It strikes me, watching Jaws on a blazing hot Valley afternoon in the summer of 2021, that if they had simply closed the beaches of Amity Island and told nearby towns to do the same thing, the shark would have gone back to eating porpoises or dolphins or whatever. It wouldn’t have been a very interesting movie, but the body count would have been much lower.
I watched Jaws for the first time this week for today’s episode of You Love to See It. It’s a movie we all know even if we’ve never seen it— we know the iconic John Williams theme, we know the famous lines, we know that it’s about hunting a big scary shark that eats people.
We dove (pun intended) into the movie in the episode, talking about the performances, its ‘dudes rock’-itude, the tonal shifts, and what a good flick it is. But what struck me hardest about Jaws is how true it feels to this moment of American history.
On June 15th, at the same place where my parents once warned me “the shark from Jaws is going to jump out at us, but don’t worry. It’s not a real shark,” California Governor Gavin Newsom quipped with Optimus Prime and the Minions as he announced the end of COVID restrictions for the state of California.
As of yesterday, California’s daily average of COVID cases were up 25% compared to a year ago, even with 50% of the population vaccinated. It’s being recommended that we all start wearing masks indoors, regardless of our vaccination status.
Like the events of Jaws, this could have all been avoided if we had just stayed closed. And just like in Jaws, we didn’t.

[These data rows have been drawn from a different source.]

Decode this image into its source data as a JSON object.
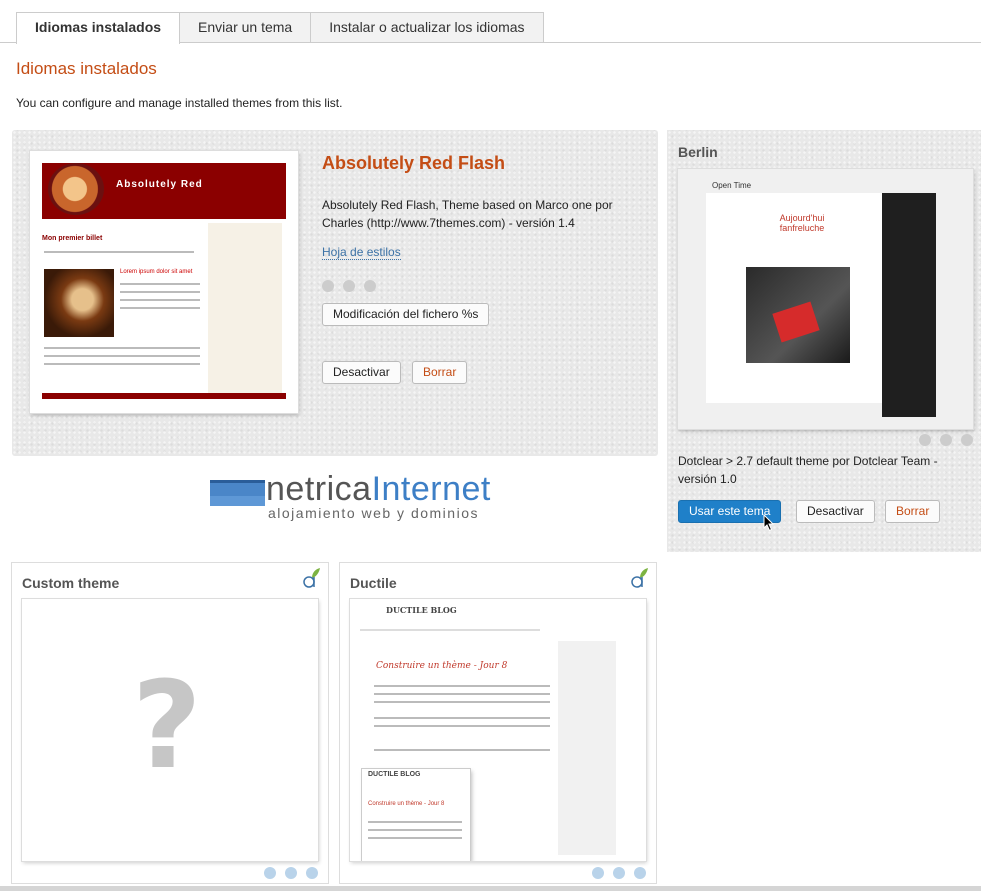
{
  "tabs": [
    {
      "label": "Idiomas instalados",
      "active": true
    },
    {
      "label": "Enviar un tema",
      "active": false
    },
    {
      "label": "Instalar o actualizar los idiomas",
      "active": false
    }
  ],
  "page": {
    "title": "Idiomas instalados",
    "intro": "You can configure and manage installed themes from this list."
  },
  "current_theme": {
    "name": "Absolutely Red Flash",
    "description": "Absolutely Red Flash, Theme based on Marco one por Charles (http://www.7themes.com) - versión 1.4",
    "stylesheet_link": "Hoja de estilos",
    "edit_button": "Modificación del fichero %s",
    "deactivate_button": "Desactivar",
    "delete_button": "Borrar",
    "thumbnail": {
      "brand": "Absolutely Red",
      "post_title": "Mon premier billet",
      "subtitle": "Lorem ipsum dolor sit amet"
    }
  },
  "logo": {
    "word1": "netrica",
    "word2": "Internet",
    "tagline": "alojamiento web y dominios"
  },
  "berlin_theme": {
    "name": "Berlin",
    "description": "Dotclear > 2.7 default theme por Dotclear Team - versión 1.0",
    "use_button": "Usar este tema",
    "deactivate_button": "Desactivar",
    "delete_button": "Borrar",
    "thumbnail": {
      "brand": "Open Time",
      "post_title": "Aujourd'hui fanfreluche"
    }
  },
  "custom_theme": {
    "name": "Custom theme",
    "placeholder_glyph": "?"
  },
  "ductile_theme": {
    "name": "Ductile",
    "thumbnail": {
      "brand": "DUCTILE BLOG",
      "post_title": "Construire un thème - Jour 8"
    }
  },
  "colors": {
    "accent": "#c44d15",
    "link": "#3c72a6",
    "primary_button": "#1f80c9",
    "dot_inactive": "#cccccc",
    "dot_blue": "#b9d3ea"
  },
  "icons": {
    "dotclear": "dotclear-leaf-icon",
    "pager": "pager-dot-icon"
  }
}
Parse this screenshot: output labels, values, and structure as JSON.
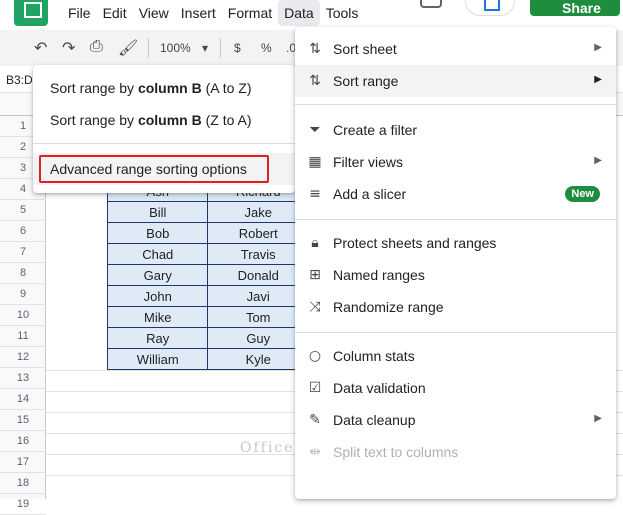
{
  "menubar": {
    "items": [
      "File",
      "Edit",
      "View",
      "Insert",
      "Format",
      "Data",
      "Tools"
    ],
    "active": "Data",
    "share_label": "Share"
  },
  "toolbar": {
    "zoom": "100%",
    "currency": "$",
    "percent": "%",
    "decimal": ".0"
  },
  "formula_bar": {
    "name_box": "B3:D"
  },
  "grid": {
    "row_numbers": [
      "1",
      "2",
      "3",
      "4",
      "5",
      "6",
      "7",
      "8",
      "9",
      "10",
      "11",
      "12",
      "13",
      "14",
      "15",
      "16",
      "17",
      "18",
      "19"
    ],
    "table_rows": [
      [
        "Ash",
        "Richard"
      ],
      [
        "Bill",
        "Jake"
      ],
      [
        "Bob",
        "Robert"
      ],
      [
        "Chad",
        "Travis"
      ],
      [
        "Gary",
        "Donald"
      ],
      [
        "John",
        "Javi"
      ],
      [
        "Mike",
        "Tom"
      ],
      [
        "Ray",
        "Guy"
      ],
      [
        "William",
        "Kyle"
      ]
    ]
  },
  "submenu": {
    "item1_prefix": "Sort range by ",
    "item1_bold": "column B",
    "item1_suffix": " (A to Z)",
    "item2_prefix": "Sort range by ",
    "item2_bold": "column B",
    "item2_suffix": " (Z to A)",
    "advanced": "Advanced range sorting options"
  },
  "data_menu": {
    "sort_sheet": "Sort sheet",
    "sort_range": "Sort range",
    "create_filter": "Create a filter",
    "filter_views": "Filter views",
    "add_slicer": "Add a slicer",
    "new_badge": "New",
    "protect": "Protect sheets and ranges",
    "named_ranges": "Named ranges",
    "randomize": "Randomize range",
    "column_stats": "Column stats",
    "data_validation": "Data validation",
    "data_cleanup": "Data cleanup",
    "split_text": "Split text to columns"
  },
  "watermark": "OfficeWheel",
  "colors": {
    "accent_green": "#1e8e3e",
    "highlight": "#e02020",
    "table_fill": "#deebf7",
    "table_border": "#1f3864"
  }
}
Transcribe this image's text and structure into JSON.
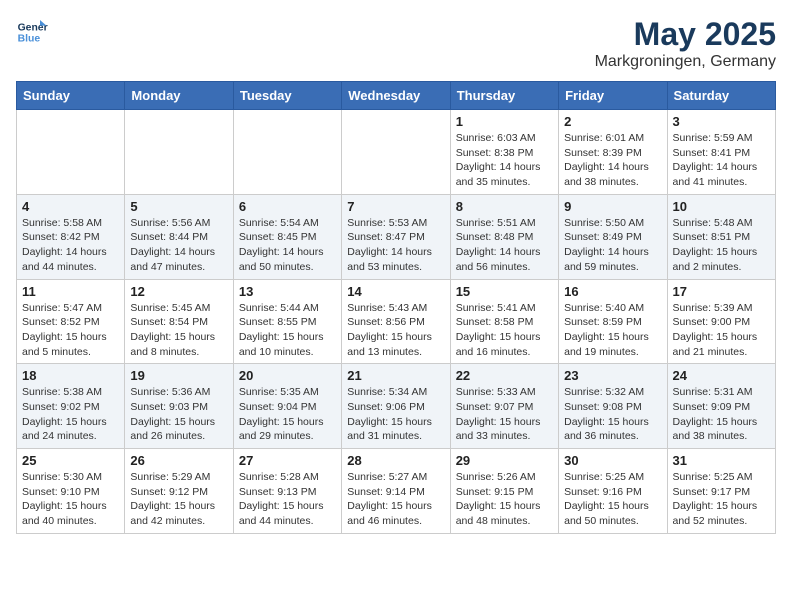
{
  "header": {
    "logo_line1": "General",
    "logo_line2": "Blue",
    "month": "May 2025",
    "location": "Markgroningen, Germany"
  },
  "weekdays": [
    "Sunday",
    "Monday",
    "Tuesday",
    "Wednesday",
    "Thursday",
    "Friday",
    "Saturday"
  ],
  "weeks": [
    [
      {
        "day": "",
        "detail": ""
      },
      {
        "day": "",
        "detail": ""
      },
      {
        "day": "",
        "detail": ""
      },
      {
        "day": "",
        "detail": ""
      },
      {
        "day": "1",
        "detail": "Sunrise: 6:03 AM\nSunset: 8:38 PM\nDaylight: 14 hours\nand 35 minutes."
      },
      {
        "day": "2",
        "detail": "Sunrise: 6:01 AM\nSunset: 8:39 PM\nDaylight: 14 hours\nand 38 minutes."
      },
      {
        "day": "3",
        "detail": "Sunrise: 5:59 AM\nSunset: 8:41 PM\nDaylight: 14 hours\nand 41 minutes."
      }
    ],
    [
      {
        "day": "4",
        "detail": "Sunrise: 5:58 AM\nSunset: 8:42 PM\nDaylight: 14 hours\nand 44 minutes."
      },
      {
        "day": "5",
        "detail": "Sunrise: 5:56 AM\nSunset: 8:44 PM\nDaylight: 14 hours\nand 47 minutes."
      },
      {
        "day": "6",
        "detail": "Sunrise: 5:54 AM\nSunset: 8:45 PM\nDaylight: 14 hours\nand 50 minutes."
      },
      {
        "day": "7",
        "detail": "Sunrise: 5:53 AM\nSunset: 8:47 PM\nDaylight: 14 hours\nand 53 minutes."
      },
      {
        "day": "8",
        "detail": "Sunrise: 5:51 AM\nSunset: 8:48 PM\nDaylight: 14 hours\nand 56 minutes."
      },
      {
        "day": "9",
        "detail": "Sunrise: 5:50 AM\nSunset: 8:49 PM\nDaylight: 14 hours\nand 59 minutes."
      },
      {
        "day": "10",
        "detail": "Sunrise: 5:48 AM\nSunset: 8:51 PM\nDaylight: 15 hours\nand 2 minutes."
      }
    ],
    [
      {
        "day": "11",
        "detail": "Sunrise: 5:47 AM\nSunset: 8:52 PM\nDaylight: 15 hours\nand 5 minutes."
      },
      {
        "day": "12",
        "detail": "Sunrise: 5:45 AM\nSunset: 8:54 PM\nDaylight: 15 hours\nand 8 minutes."
      },
      {
        "day": "13",
        "detail": "Sunrise: 5:44 AM\nSunset: 8:55 PM\nDaylight: 15 hours\nand 10 minutes."
      },
      {
        "day": "14",
        "detail": "Sunrise: 5:43 AM\nSunset: 8:56 PM\nDaylight: 15 hours\nand 13 minutes."
      },
      {
        "day": "15",
        "detail": "Sunrise: 5:41 AM\nSunset: 8:58 PM\nDaylight: 15 hours\nand 16 minutes."
      },
      {
        "day": "16",
        "detail": "Sunrise: 5:40 AM\nSunset: 8:59 PM\nDaylight: 15 hours\nand 19 minutes."
      },
      {
        "day": "17",
        "detail": "Sunrise: 5:39 AM\nSunset: 9:00 PM\nDaylight: 15 hours\nand 21 minutes."
      }
    ],
    [
      {
        "day": "18",
        "detail": "Sunrise: 5:38 AM\nSunset: 9:02 PM\nDaylight: 15 hours\nand 24 minutes."
      },
      {
        "day": "19",
        "detail": "Sunrise: 5:36 AM\nSunset: 9:03 PM\nDaylight: 15 hours\nand 26 minutes."
      },
      {
        "day": "20",
        "detail": "Sunrise: 5:35 AM\nSunset: 9:04 PM\nDaylight: 15 hours\nand 29 minutes."
      },
      {
        "day": "21",
        "detail": "Sunrise: 5:34 AM\nSunset: 9:06 PM\nDaylight: 15 hours\nand 31 minutes."
      },
      {
        "day": "22",
        "detail": "Sunrise: 5:33 AM\nSunset: 9:07 PM\nDaylight: 15 hours\nand 33 minutes."
      },
      {
        "day": "23",
        "detail": "Sunrise: 5:32 AM\nSunset: 9:08 PM\nDaylight: 15 hours\nand 36 minutes."
      },
      {
        "day": "24",
        "detail": "Sunrise: 5:31 AM\nSunset: 9:09 PM\nDaylight: 15 hours\nand 38 minutes."
      }
    ],
    [
      {
        "day": "25",
        "detail": "Sunrise: 5:30 AM\nSunset: 9:10 PM\nDaylight: 15 hours\nand 40 minutes."
      },
      {
        "day": "26",
        "detail": "Sunrise: 5:29 AM\nSunset: 9:12 PM\nDaylight: 15 hours\nand 42 minutes."
      },
      {
        "day": "27",
        "detail": "Sunrise: 5:28 AM\nSunset: 9:13 PM\nDaylight: 15 hours\nand 44 minutes."
      },
      {
        "day": "28",
        "detail": "Sunrise: 5:27 AM\nSunset: 9:14 PM\nDaylight: 15 hours\nand 46 minutes."
      },
      {
        "day": "29",
        "detail": "Sunrise: 5:26 AM\nSunset: 9:15 PM\nDaylight: 15 hours\nand 48 minutes."
      },
      {
        "day": "30",
        "detail": "Sunrise: 5:25 AM\nSunset: 9:16 PM\nDaylight: 15 hours\nand 50 minutes."
      },
      {
        "day": "31",
        "detail": "Sunrise: 5:25 AM\nSunset: 9:17 PM\nDaylight: 15 hours\nand 52 minutes."
      }
    ]
  ]
}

It’s true that Jaws is an exciting thriller about hunting a shark, but we’re an hour in before that starts happening. The first half of the movie is about trying to convince a small New England tourist town being terrorized by shark attacks that there is in fact a shark attack problem.
Like another Spielberg’s blockbuster about cold blooded creatures killing people, the real horror of Jaws isn’t the big beasts, it’s the people in charge and their arrogant refusal to admit that anything has gone wrong, even in the face of things very obviously going terribly, terribly wrong. It’s their willingness to believe the first person to tell them that the problem has gone away. The problem itself isn’t nearly as scary as the refusal to address it.
Don’t get me wrong— the shark is scary! The tension is scary! Jaws is thrilling and entertaining to this day. But my lingering feeling of unease is completely unrelated to marine animals. Early in the film, there is a silent question asked by its characters. What’s a heavier cost: potential loss of life or potential loss of revenue from tourism?
The scariest thing about Jaws is that I know how that question gets answered, and that it’s the same answer every time.